Europe harmonises smart meter security standards
July 25, 2019
ENCS, the European Network for Cyber Security, and EDSO, the European Distribution System Operators’ association, have launched cyber-security baseline requirements for smart meters and data concentrators (DCs).
As the second in a series of security guidelines for smart grid components, these should help improve and harmonise the security of smart grid devices across Europe, helping to build a more resilient grid of grids.
The requirements provide European distribution network operators (DNOs) and distribution system operators (DSOs) with a practical set of considerations that can be used totally or partially when procuring and testing smart meters and DCs.
ENCS has been active in smart meter security since it was established in 2012. Having started by analysing vulnerabilities in the smart metering protocols and effectiveness of certification approaches, ENCS publicly launched its first set of smart meter security requirements for Oesterreichs Energy, guiding the whole of Austria towards a secure smart meter rollout.
Building on this approach for various countries across Europe, ENCS developed its requirements-based security testing method. Unlike traditional testing based on attempted tampering, the ENCS testing approach evaluates the actual security level of components against the requirements, and provides objective feedback to the manufacturers, helping them improve the security level of the devices.
Over four years of testing and improvement, ENCS has witnessed a considerable increase of the security level of the current generation of smart meters and DCs.
“Utilities can use the requirements as a baseline tool for risk mitigation, supporting their risk management strategies,” said Nuno Medeiros, chair of EDSO’s cyber-security task force.
Integrating the expertise of key industry stakeholders, the guidelines are already being applied by Austrian, Bulgarian, Czech, Dutch, Estonian, Portuguese and Swedish DSOs for procurement and security testing purposes.
“With harmonisation of smart meter requirements, we have moved away from the scattered approach that saw disparate security requirements spring up across Europe,” said Anjos Nijk, managing director of ENCS. “As more grid operators across Europe use this same requirements set, it incentivises manufacturers to improve security. This then helps raise security standards across the industry. We aim to replicate this approach in other areas where the industry needs to structurally increase and harmonise security levels, such as in electric vehicle charging and distribution automation.”
The requirements build on ENCS and EDSO’s recent leadership pledge on smart grid cyber security, and on their memorandum of understanding signed in 2016.
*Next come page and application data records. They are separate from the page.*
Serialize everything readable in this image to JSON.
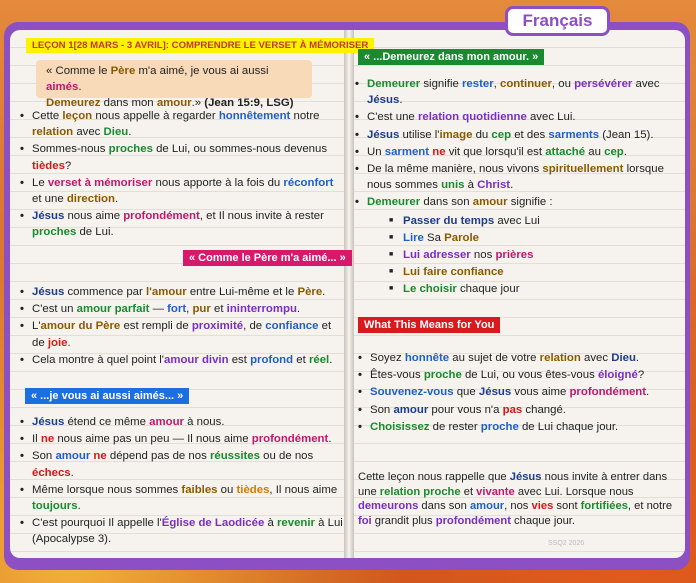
{
  "tab": "Français",
  "left": {
    "lesson_title": "LEÇON 1[28 MARS - 3 AVRIL]: COMPRENDRE LE VERSET À MÉMORISER",
    "quote": {
      "t1": "« Comme le ",
      "t2": "Père",
      "t3": " m'a aimé, je vous ai aussi ",
      "t4": "aimés",
      "t5": ".",
      "t6": "Demeurez",
      "t7": " dans mon ",
      "t8": "amour",
      "t9": ".» ",
      "t10": "(Jean 15:9, LSG)"
    },
    "intro": [
      {
        "a": "Cette ",
        "b": "leçon",
        "c": " nous appelle à regarder ",
        "d": "honnêtement",
        "e": " notre ",
        "f": "relation",
        "g": " avec ",
        "h": "Dieu",
        "i": "."
      },
      {
        "a": "Sommes-nous ",
        "b": "proches",
        "c": " de Lui, ou sommes-nous devenus ",
        "d": "tièdes",
        "e": "?"
      },
      {
        "a": "Le ",
        "b": "verset à mémoriser",
        "c": " nous apporte à la fois du ",
        "d": "réconfort",
        "e": " et une ",
        "f": "direction",
        "g": "."
      },
      {
        "a": "Jésus",
        "b": " nous aime ",
        "c": "profondément",
        "d": ", et Il nous invite à rester ",
        "e": "proches",
        "f": " de Lui."
      }
    ],
    "h2": "« Comme le Père m'a aimé... »",
    "list2": [
      {
        "a": "Jésus",
        "b": " commence par ",
        "c": "l'amour",
        "d": " entre Lui-même et le ",
        "e": "Père",
        "f": "."
      },
      {
        "a": "C'est un ",
        "b": "amour parfait",
        "c": " — ",
        "d": "fort",
        "e": ", ",
        "f": "pur",
        "g": " et ",
        "h": "ininterrompu",
        "i": "."
      },
      {
        "a": "L'",
        "b": "amour du Père",
        "c": " est rempli de ",
        "d": "proximité",
        "e": ", de ",
        "f": "confiance",
        "g": " et de ",
        "h": "joie",
        "i": "."
      },
      {
        "a": "Cela montre à quel point l'",
        "b": "amour divin",
        "c": " est ",
        "d": "profond",
        "e": " et ",
        "f": "réel",
        "g": "."
      }
    ],
    "h3": "« ...je vous ai aussi aimés... »",
    "list3": [
      {
        "a": "Jésus",
        "b": " étend ce même ",
        "c": "amour",
        "d": " à nous."
      },
      {
        "a": "Il ",
        "b": "ne",
        "c": " nous aime pas un peu — Il nous aime ",
        "d": "profondément",
        "e": "."
      },
      {
        "a": "Son ",
        "b": "amour",
        "c": " ",
        "d": "ne",
        "e": " dépend pas de nos ",
        "f": "réussites",
        "g": " ou de nos ",
        "h": "échecs",
        "i": "."
      },
      {
        "a": "Même lorsque nous sommes ",
        "b": "faibles",
        "c": " ou ",
        "d": "tièdes",
        "e": ", Il nous aime ",
        "f": "toujours",
        "g": "."
      },
      {
        "a": "C'est pourquoi Il appelle l'",
        "b": "Église de Laodicée",
        "c": " à ",
        "d": "revenir",
        "e": " à Lui (Apocalypse 3)."
      }
    ]
  },
  "right": {
    "h1": "« ...Demeurez dans mon amour. »",
    "list1": [
      {
        "a": "Demeurer",
        "b": " signifie ",
        "c": "rester",
        "d": ", ",
        "e": "continuer",
        "f": ", ou ",
        "g": "persévérer",
        "h": " avec ",
        "i": "Jésus",
        "j": "."
      },
      {
        "a": "C'est une ",
        "b": "relation quotidienne",
        "c": " avec Lui."
      },
      {
        "a": "Jésus",
        "b": " utilise l'",
        "c": "image",
        "d": " du ",
        "e": "cep",
        "f": " et des ",
        "g": "sarments",
        "h": " (Jean 15)."
      },
      {
        "a": "Un ",
        "b": "sarment",
        "c": " ",
        "d": "ne",
        "e": " vit que lorsqu'il est ",
        "f": "attaché",
        "g": " au ",
        "h": "cep",
        "i": "."
      },
      {
        "a": "De la même manière, nous vivons ",
        "b": "spirituellement",
        "c": " lorsque nous sommes ",
        "d": "unis",
        "e": " à ",
        "f": "Christ",
        "g": "."
      },
      {
        "a": "Demeurer",
        "b": " dans son ",
        "c": "amour",
        "d": " signifie :"
      }
    ],
    "sub": [
      {
        "a": "Passer du temps",
        "b": " avec Lui"
      },
      {
        "a": "Lire",
        "b": " Sa ",
        "c": "Parole"
      },
      {
        "a": "Lui adresser",
        "b": " nos ",
        "c": "prières"
      },
      {
        "a": "Lui faire confiance",
        "b": ""
      },
      {
        "a": "Le choisir",
        "b": " chaque jour"
      }
    ],
    "h2": "What This Means for You",
    "list2": [
      {
        "a": "Soyez ",
        "b": "honnête",
        "c": " au sujet de votre ",
        "d": "relation",
        "e": " avec ",
        "f": "Dieu",
        "g": "."
      },
      {
        "a": "Êtes-vous ",
        "b": "proche",
        "c": " de Lui, ou vous êtes-vous ",
        "d": "éloigné",
        "e": "?"
      },
      {
        "a": "Souvenez-vous",
        "b": " que ",
        "c": "Jésus",
        "d": " vous aime ",
        "e": "profondément",
        "f": "."
      },
      {
        "a": "Son ",
        "b": "amour",
        "c": " pour vous n'a ",
        "d": "pas",
        "e": " changé."
      },
      {
        "a": "Choisissez",
        "b": " de rester ",
        "c": "proche",
        "d": " de Lui chaque jour."
      }
    ],
    "closing": {
      "a": "Cette leçon nous rappelle que ",
      "b": "Jésus",
      "c": " nous invite à entrer dans une ",
      "d": "relation proche",
      "e": " et ",
      "f": "vivante",
      "g": " avec Lui. Lorsque nous ",
      "h": "demeurons",
      "i": " dans son ",
      "j": "amour",
      "k": ", nos ",
      "l": "vies",
      "m": " sont ",
      "n": "fortifiées",
      "o": ", et notre ",
      "p": "foi",
      "q": " grandit plus ",
      "r": "profondément",
      "s": " chaque jour."
    },
    "footer": "SSQ2 2026"
  }
}
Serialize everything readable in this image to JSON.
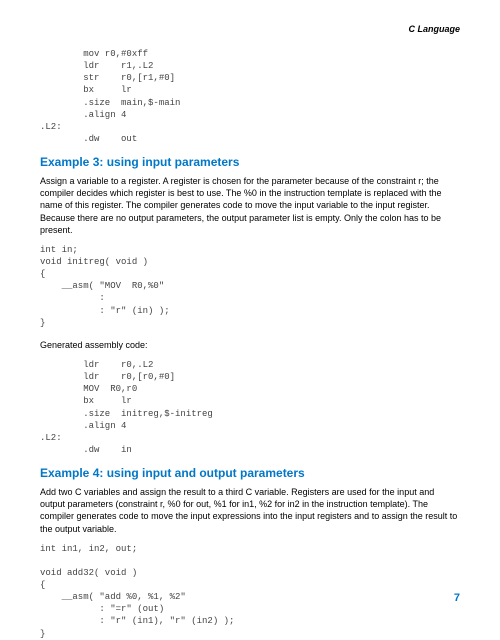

“Traditionally, grid operators have looked to manufacturers to implement security measures in components, but manufacturers have waited for the operators to tell them what they needed rather than invest in the wrong technology,” said Joachim Schneider, chairman of EDSO’s technology committee. “With these requirements, ENCS and EDSO break the impasse, and we can all move forward as a more secure industry.”